**The task:**
An exact, complete copy of the entries that follow is needed.

[Extracted data entries]
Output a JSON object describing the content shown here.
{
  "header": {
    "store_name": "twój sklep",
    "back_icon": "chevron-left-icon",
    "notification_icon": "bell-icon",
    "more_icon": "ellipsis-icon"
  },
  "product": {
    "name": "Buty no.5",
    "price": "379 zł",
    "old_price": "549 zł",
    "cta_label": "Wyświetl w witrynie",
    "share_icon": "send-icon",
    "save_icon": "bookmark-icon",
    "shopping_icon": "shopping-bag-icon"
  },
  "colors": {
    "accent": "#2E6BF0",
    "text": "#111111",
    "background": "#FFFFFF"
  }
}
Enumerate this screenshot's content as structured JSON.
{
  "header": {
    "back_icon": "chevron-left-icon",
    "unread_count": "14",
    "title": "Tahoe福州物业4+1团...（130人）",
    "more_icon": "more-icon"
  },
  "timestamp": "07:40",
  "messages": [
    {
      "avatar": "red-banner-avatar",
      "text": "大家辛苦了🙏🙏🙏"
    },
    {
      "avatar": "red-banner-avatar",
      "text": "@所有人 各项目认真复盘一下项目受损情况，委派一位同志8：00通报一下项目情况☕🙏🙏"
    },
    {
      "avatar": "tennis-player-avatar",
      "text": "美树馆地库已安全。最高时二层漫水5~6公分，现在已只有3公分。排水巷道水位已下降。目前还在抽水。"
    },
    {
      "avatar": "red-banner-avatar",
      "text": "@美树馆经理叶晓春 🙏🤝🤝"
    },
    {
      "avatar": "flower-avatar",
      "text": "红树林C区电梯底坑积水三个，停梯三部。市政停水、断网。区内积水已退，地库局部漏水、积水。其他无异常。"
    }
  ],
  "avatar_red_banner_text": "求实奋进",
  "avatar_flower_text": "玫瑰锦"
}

**Output of the task:**
Output a JSON object describing the content shown here.
{
  "header": {
    "store_name": "twój sklep",
    "back_icon": "chevron-left-icon",
    "notification_icon": "bell-icon",
    "more_icon": "ellipsis-icon"
  },
  "product": {
    "name": "Buty no.5",
    "price": "379 zł",
    "old_price": "549 zł",
    "cta_label": "Wyświetl w witrynie",
    "share_icon": "send-icon",
    "save_icon": "bookmark-icon",
    "shopping_icon": "shopping-bag-icon"
  },
  "colors": {
    "accent": "#2E6BF0",
    "text": "#111111",
    "background": "#FFFFFF"
  }
}
Enumerate this screenshot's content as structured JSON.
{
  "header": {
    "back_icon": "chevron-left-icon",
    "unread_count": "14",
    "title": "Tahoe福州物业4+1团...（130人）",
    "more_icon": "more-icon"
  },
  "timestamp": "07:40",
  "messages": [
    {
      "avatar": "red-banner-avatar",
      "text": "大家辛苦了🙏🙏🙏"
    },
    {
      "avatar": "red-banner-avatar",
      "text": "@所有人 各项目认真复盘一下项目受损情况，委派一位同志8：00通报一下项目情况☕🙏🙏"
    },
    {
      "avatar": "tennis-player-avatar",
      "text": "美树馆地库已安全。最高时二层漫水5~6公分，现在已只有3公分。排水巷道水位已下降。目前还在抽水。"
    },
    {
      "avatar": "red-banner-avatar",
      "text": "@美树馆经理叶晓春 🙏🤝🤝"
    },
    {
      "avatar": "flower-avatar",
      "text": "红树林C区电梯底坑积水三个，停梯三部。市政停水、断网。区内积水已退，地库局部漏水、积水。其他无异常。"
    }
  ],
  "avatar_red_banner_text": "求实奋进",
  "avatar_flower_text": "玫瑰锦"
}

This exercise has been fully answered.